top of page
  • Writer's pictureBill Holmes

Why Do You Go To Work?

“When I was young I thought that money was the most important thing in life; now that I am old I know that it is.” Oscar Wilde

“Accomplishing the impossible means only the boss will add it to your regular duties.” Doug Larson

Why do you go to work? Is it because you feel like you will be rewarded for your hard work financially? Or is it something different?

I have a colleague who works for a different jurisdiction in the same field I am in, and she told me that they have completely given up on ratings and bonuses! They found that the entire process was causing turmoil and had a profoundly negative impact on morale. Fascinating!

There is a lot of scientific research that describe the right and wrong ways to motivate people, so why do so many organizations get it wrong? If you are a Project Manager in a dysfunctional organization, how do you motivate people?

Beginning in the 1950s, psychologist Fredrick Herzberg asked the same question. He was Professor of Management at Case Western Reserve University and ended his career at the University of Utah. He set out to determine the effect of attitude on motivation by asking people to describe situations where they felt good and bad about their jobs. Interestingly, he found that people who felt good about their jobs gave very different responses from the people who felt bad.

This led to his Two Factor theory which indicated that people looked at their job conditions differently depending on their attitude toward their jobs. The first of these two were Hygiene Factors.

Hygiene Factors don’t lead to satisfaction or motivation due to their presence, rather they lead to dissatisfaction and lack of motivation if they aren’t there. You expect to be paid a good salary, so actually being compensated well isn’t cause for motivation. However, if you feel you aren’t being paid fairly it will lead to dissatisfaction!

The second factor was what he described as Motivators. Motivators (in the presence of Hygiene Factors) would lead to higher performance. Examples of Motivators are challenging work, recognition, etc.). A well published table describing these factors is below:

Doesn’t this feel right? How many of you have well-paying jobs but aren’t motivated because you reject your organization’s policies? Or because you grapple with rules and processes that seem designed to thwart you?

It is interesting that so much of an organizations activities to improve morale focus on the Motivation factors while completely ignoring the Hygiene factors. Herzberg would say that is a waste of time.

If you are responsible for a low performing project, you should think about your Hygiene factors before you trot out another employee recognition program.

Next, I’ll discuss what I believe is the most interesting theory, Maslow's Hierarchy of Needs.


In an earlier blog I explained that my daughter wrote a homework assignment about the 17th Amendment to the US Constitution. This amendment repealed the Senate being appointed by the individual states and changed it to a popular vote. She had a well thought out and historically accurate paper. Her teacher responded to it by placing a big “X” on it and telling her it was wrong. No explanation, just wrong. She was upset and asked me what to do. I told her that this was a choice she would fact throughout her life when someone with more authority than her was factually incorrect. She had several choices. She could argue the point herself, I would be happy to educate her teacher, or she should just let it go and have the satisfaction of knowing that she was right.
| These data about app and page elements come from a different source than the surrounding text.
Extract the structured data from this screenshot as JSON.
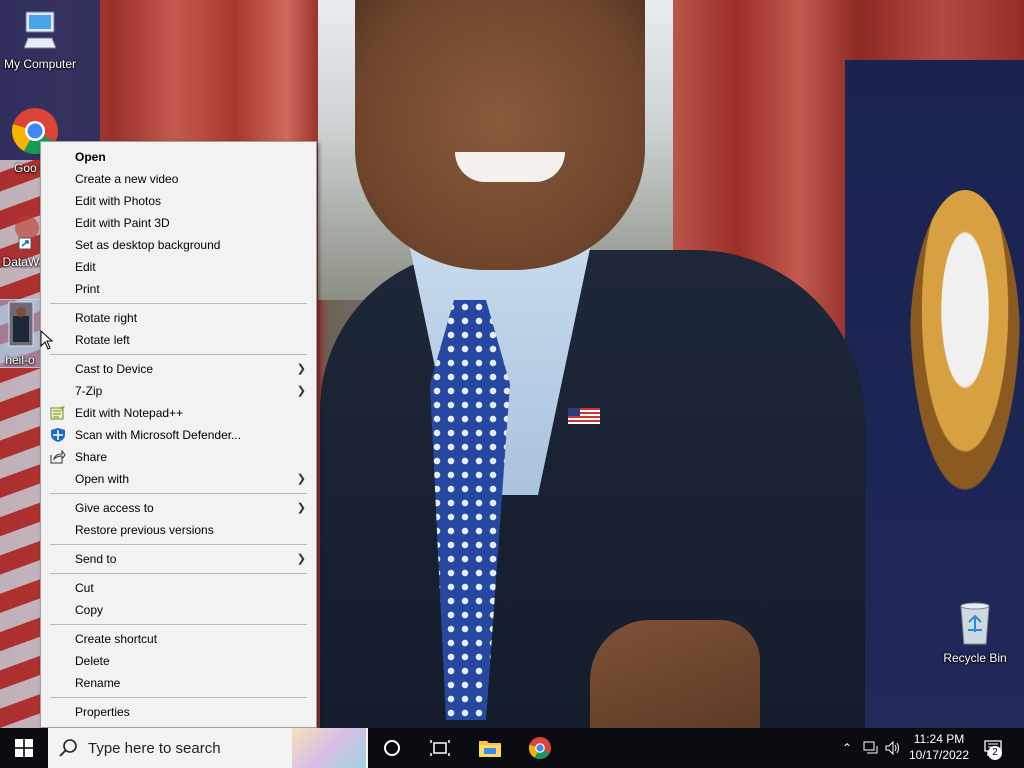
{
  "desktop": {
    "icons": [
      {
        "label": "My Computer",
        "icon": "monitor-icon"
      },
      {
        "label": "Goo Chro",
        "icon": "chrome-icon"
      },
      {
        "label": "DataWa",
        "icon": "datawrapper-icon"
      },
      {
        "label": "heil-o",
        "icon": "image-file-icon"
      },
      {
        "label": "Recycle Bin",
        "icon": "recycle-bin-icon"
      }
    ]
  },
  "context_menu": {
    "groups": [
      [
        {
          "label": "Open",
          "bold": true
        },
        {
          "label": "Create a new video"
        },
        {
          "label": "Edit with Photos"
        },
        {
          "label": "Edit with Paint 3D"
        },
        {
          "label": "Set as desktop background"
        },
        {
          "label": "Edit"
        },
        {
          "label": "Print"
        }
      ],
      [
        {
          "label": "Rotate right"
        },
        {
          "label": "Rotate left"
        }
      ],
      [
        {
          "label": "Cast to Device",
          "submenu": true
        },
        {
          "label": "7-Zip",
          "submenu": true
        },
        {
          "label": "Edit with Notepad++",
          "icon": "notepad-plus-plus-icon"
        },
        {
          "label": "Scan with Microsoft Defender...",
          "icon": "defender-shield-icon"
        },
        {
          "label": "Share",
          "icon": "share-icon"
        },
        {
          "label": "Open with",
          "submenu": true
        }
      ],
      [
        {
          "label": "Give access to",
          "submenu": true
        },
        {
          "label": "Restore previous versions"
        }
      ],
      [
        {
          "label": "Send to",
          "submenu": true
        }
      ],
      [
        {
          "label": "Cut"
        },
        {
          "label": "Copy"
        }
      ],
      [
        {
          "label": "Create shortcut"
        },
        {
          "label": "Delete"
        },
        {
          "label": "Rename"
        }
      ],
      [
        {
          "label": "Properties"
        }
      ]
    ]
  },
  "taskbar": {
    "search_placeholder": "Type here to search",
    "clock_time": "11:24 PM",
    "clock_date": "10/17/2022",
    "notification_count": "2"
  }
}
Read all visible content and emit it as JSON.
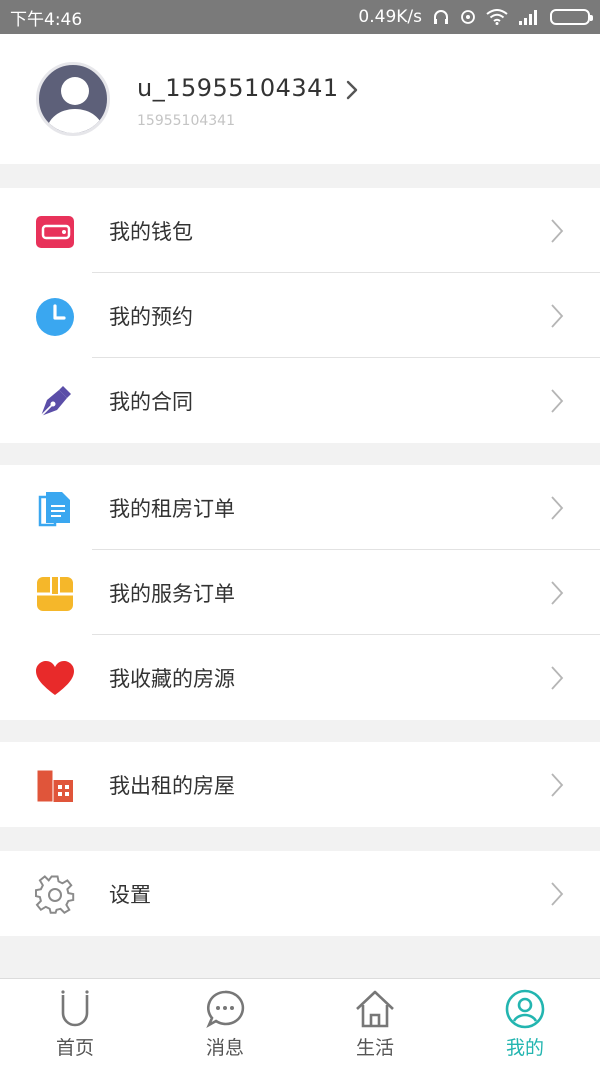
{
  "status_bar": {
    "time": "下午4:46",
    "speed": "0.49K/s"
  },
  "profile": {
    "username": "u_15955104341",
    "user_id": "15955104341"
  },
  "menu_groups": [
    {
      "items": [
        {
          "label": "我的钱包",
          "icon": "wallet-icon",
          "color": "#e8325a"
        },
        {
          "label": "我的预约",
          "icon": "clock-icon",
          "color": "#3aa7f0"
        },
        {
          "label": "我的合同",
          "icon": "pen-icon",
          "color": "#5b4ea8"
        }
      ]
    },
    {
      "items": [
        {
          "label": "我的租房订单",
          "icon": "document-icon",
          "color": "#3aa7f0"
        },
        {
          "label": "我的服务订单",
          "icon": "box-icon",
          "color": "#f5b72a"
        },
        {
          "label": "我收藏的房源",
          "icon": "heart-icon",
          "color": "#e82a2a"
        }
      ]
    },
    {
      "items": [
        {
          "label": "我出租的房屋",
          "icon": "building-icon",
          "color": "#e0553a"
        }
      ]
    },
    {
      "items": [
        {
          "label": "设置",
          "icon": "gear-icon",
          "color": "#8a8a8a"
        }
      ]
    }
  ],
  "tab_bar": {
    "tabs": [
      {
        "label": "首页",
        "icon": "home-u-icon",
        "active": false
      },
      {
        "label": "消息",
        "icon": "message-icon",
        "active": false
      },
      {
        "label": "生活",
        "icon": "house-icon",
        "active": false
      },
      {
        "label": "我的",
        "icon": "profile-icon",
        "active": true
      }
    ],
    "active_color": "#23b5b0"
  }
}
I also told her that all three were acceptable solutions, it just depended on her interpretation of the situation. She decided to talk to the teacher, and I told her I was proud of her.

The picture above was on the internet without attribution, and I found it in multiple places. If you are the author, please let me know and I'll make sure you get credit.


bottom of page